Monday, January 10, 2011

Monday update.

On Forbes, John Tamny rebuts Paul Krugman’s claim that the world in running out of resources.

The NY Sun notes Sarah Palin’s appreciation for gold and other commodities.

On The Kudlow Report, Art Laffer discusses Illinois’s big tax increase:

At Asia Times, David Goldman says banks are increasing their holdings of Treasuries.

The Financial Times reports prices are rising across the world (hat tip: Jerry Bowyer).

On Bloomberg, Caroline Baum explains Keynesianism’s flaws.

When Obama talks about “growing the economy,” one can see the ghost of John Maynard Keynes rising from the grave. Lord Keynes, who developed the theory without coining the phrase, generally returns at times of economic crisis to advise the current occupant of the White House on how to borrow and spend our way to prosperity. Spending revives the economy, which reduces government transfer payments (unemployment compensation, for example) and raises tax revenues, according to Keynes’s theory.

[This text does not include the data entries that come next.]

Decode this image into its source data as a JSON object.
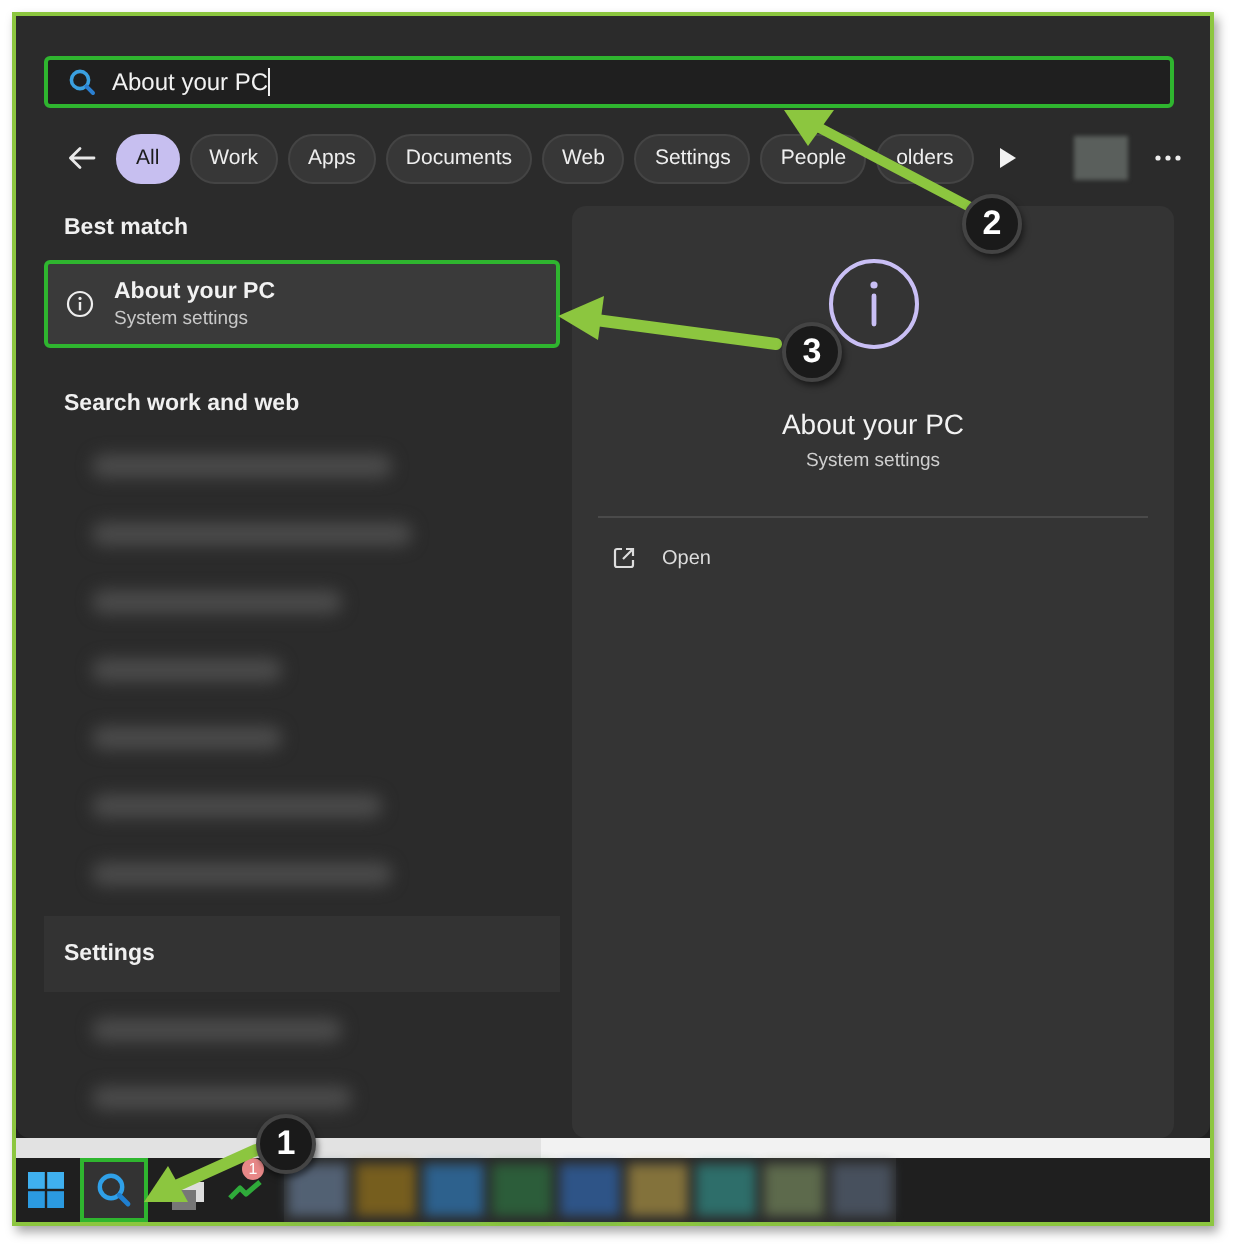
{
  "search": {
    "value": "About your PC"
  },
  "filters": [
    {
      "label": "All",
      "selected": true
    },
    {
      "label": "Work",
      "selected": false
    },
    {
      "label": "Apps",
      "selected": false
    },
    {
      "label": "Documents",
      "selected": false
    },
    {
      "label": "Web",
      "selected": false
    },
    {
      "label": "Settings",
      "selected": false
    },
    {
      "label": "People",
      "selected": false
    },
    {
      "label": "olders",
      "selected": false
    }
  ],
  "best_match": {
    "heading": "Best match",
    "item": {
      "title": "About your PC",
      "subtitle": "System settings",
      "selected": true
    }
  },
  "search_web": {
    "heading": "Search work and web"
  },
  "settings_section": {
    "heading": "Settings"
  },
  "preview": {
    "title": "About your PC",
    "subtitle": "System settings",
    "actions": [
      {
        "label": "Open"
      }
    ]
  },
  "taskbar": {
    "notification_badge": "1"
  },
  "callouts": [
    {
      "number": "1"
    },
    {
      "number": "2"
    },
    {
      "number": "3"
    }
  ]
}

In other words, the spending pays for itself.

“How marvelous is the Keynesian world!” wrote Henry Hazlitt in “The Failure of the ‘New Economics:’ An Analysis of the Keynesian Fallacies.” “The more you spend the more you save. The more you eat your cake, the more cake you have.”

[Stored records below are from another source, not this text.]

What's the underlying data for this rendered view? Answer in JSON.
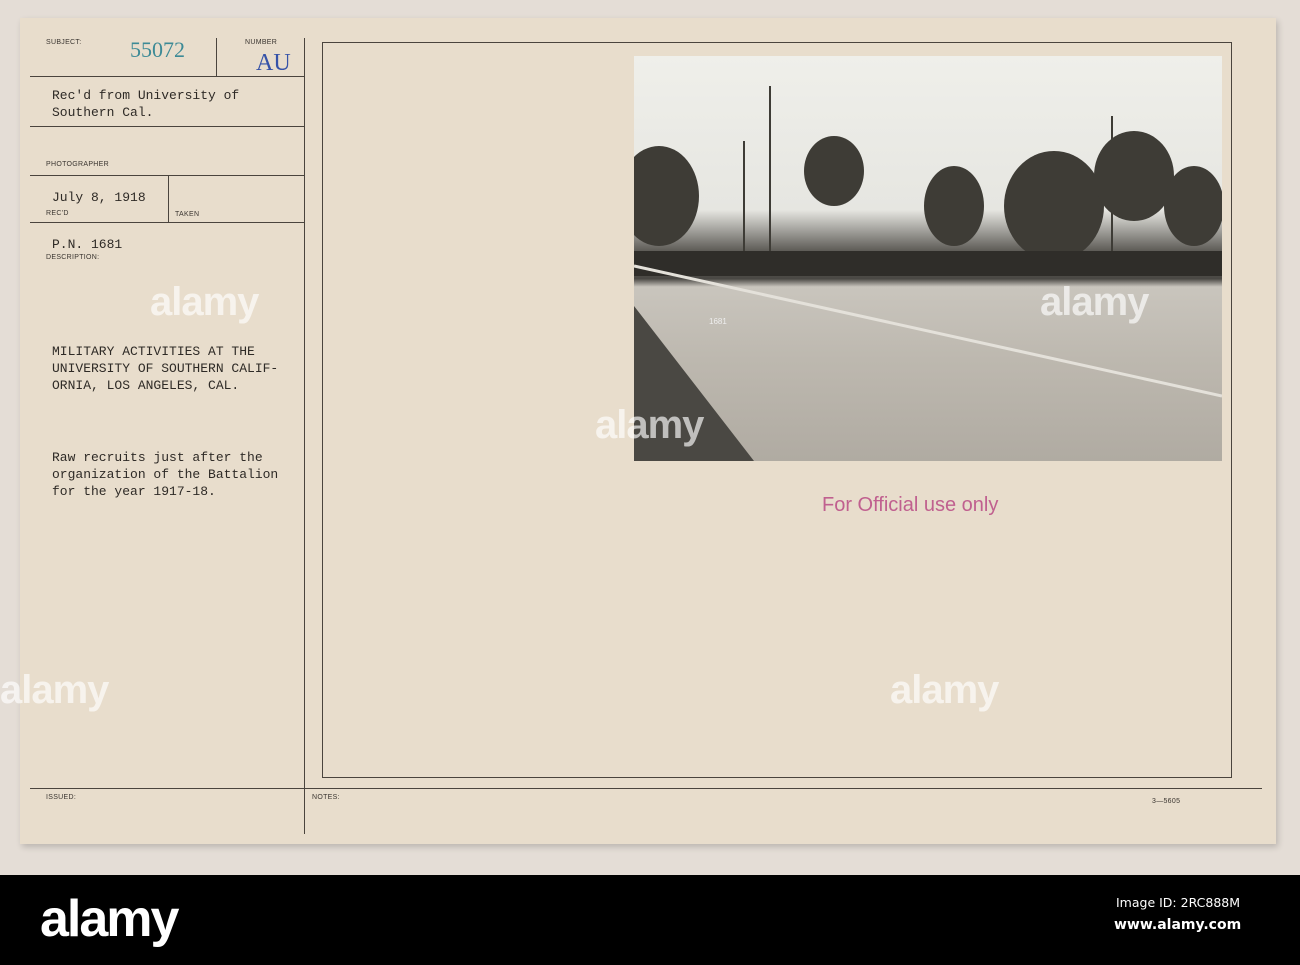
{
  "card": {
    "subject_label": "SUBJECT:",
    "subject_number": "55072",
    "number_label": "NUMBER",
    "number_value": "AU",
    "received_from": "Rec'd from University of\nSouthern Cal.",
    "photographer_label": "PHOTOGRAPHER",
    "date": "July 8, 1918",
    "recd_label": "REC'D",
    "taken_label": "TAKEN",
    "pn": "P.N. 1681",
    "description_label": "DESCRIPTION:",
    "title": "MILITARY ACTIVITIES AT THE\nUNIVERSITY OF SOUTHERN CALIF-\nORNIA, LOS ANGELES, CAL.",
    "caption": "Raw recruits just after the\norganization of the Battalion\nfor the year 1917-18.",
    "issued_label": "ISSUED:",
    "notes_label": "NOTES:",
    "stamp": "For Official use only",
    "form_code": "3—5605",
    "photo_number": "1681"
  },
  "watermark": "alamy",
  "footer": {
    "brand": "alamy",
    "image_id": "Image ID: 2RC888M",
    "url": "www.alamy.com"
  },
  "colors": {
    "subject_number": "#3d8a96",
    "number_value": "#3552a8",
    "stamp": "#c0608f"
  }
}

From Voxeu, Barry Eichengreen examines the future of the dollar.

Rebelyid discusses the successes of supply-side economics.

1 comment:

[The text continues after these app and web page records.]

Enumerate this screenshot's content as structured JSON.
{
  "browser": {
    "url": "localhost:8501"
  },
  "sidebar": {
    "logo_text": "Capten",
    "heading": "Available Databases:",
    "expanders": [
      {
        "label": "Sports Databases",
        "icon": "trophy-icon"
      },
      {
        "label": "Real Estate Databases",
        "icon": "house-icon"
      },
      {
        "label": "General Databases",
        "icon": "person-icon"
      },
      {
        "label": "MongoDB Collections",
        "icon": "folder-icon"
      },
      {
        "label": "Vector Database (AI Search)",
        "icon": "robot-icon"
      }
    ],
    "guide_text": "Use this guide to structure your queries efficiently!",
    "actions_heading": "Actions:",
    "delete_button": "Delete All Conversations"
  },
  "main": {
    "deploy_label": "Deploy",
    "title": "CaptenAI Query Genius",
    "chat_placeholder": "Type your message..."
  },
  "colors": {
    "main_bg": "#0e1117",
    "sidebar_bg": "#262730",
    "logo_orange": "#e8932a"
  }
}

  1. Alright then Mr. Tamny, there is no decline in the amount of oil in the world that is easily and affordably accessible. There is plenty of oil left in America and there is no need for ME oil. There is no need for Canada to mess with tarsands oil at great energy expense to refine it and there is no impact to the environment in doing so. There is no need to continue to manipulate the price of ME oil to keep it affordable for America and prevent financial collapse. There is absolutely no negative climatic effects caused from using oil. There is absolutely no reason to look for alternative sources of energy. And Mr. Krugman is wrong! There, now I hope that puts that debate to rest for at least the next 200 years or more until oil does become a little bit scarce.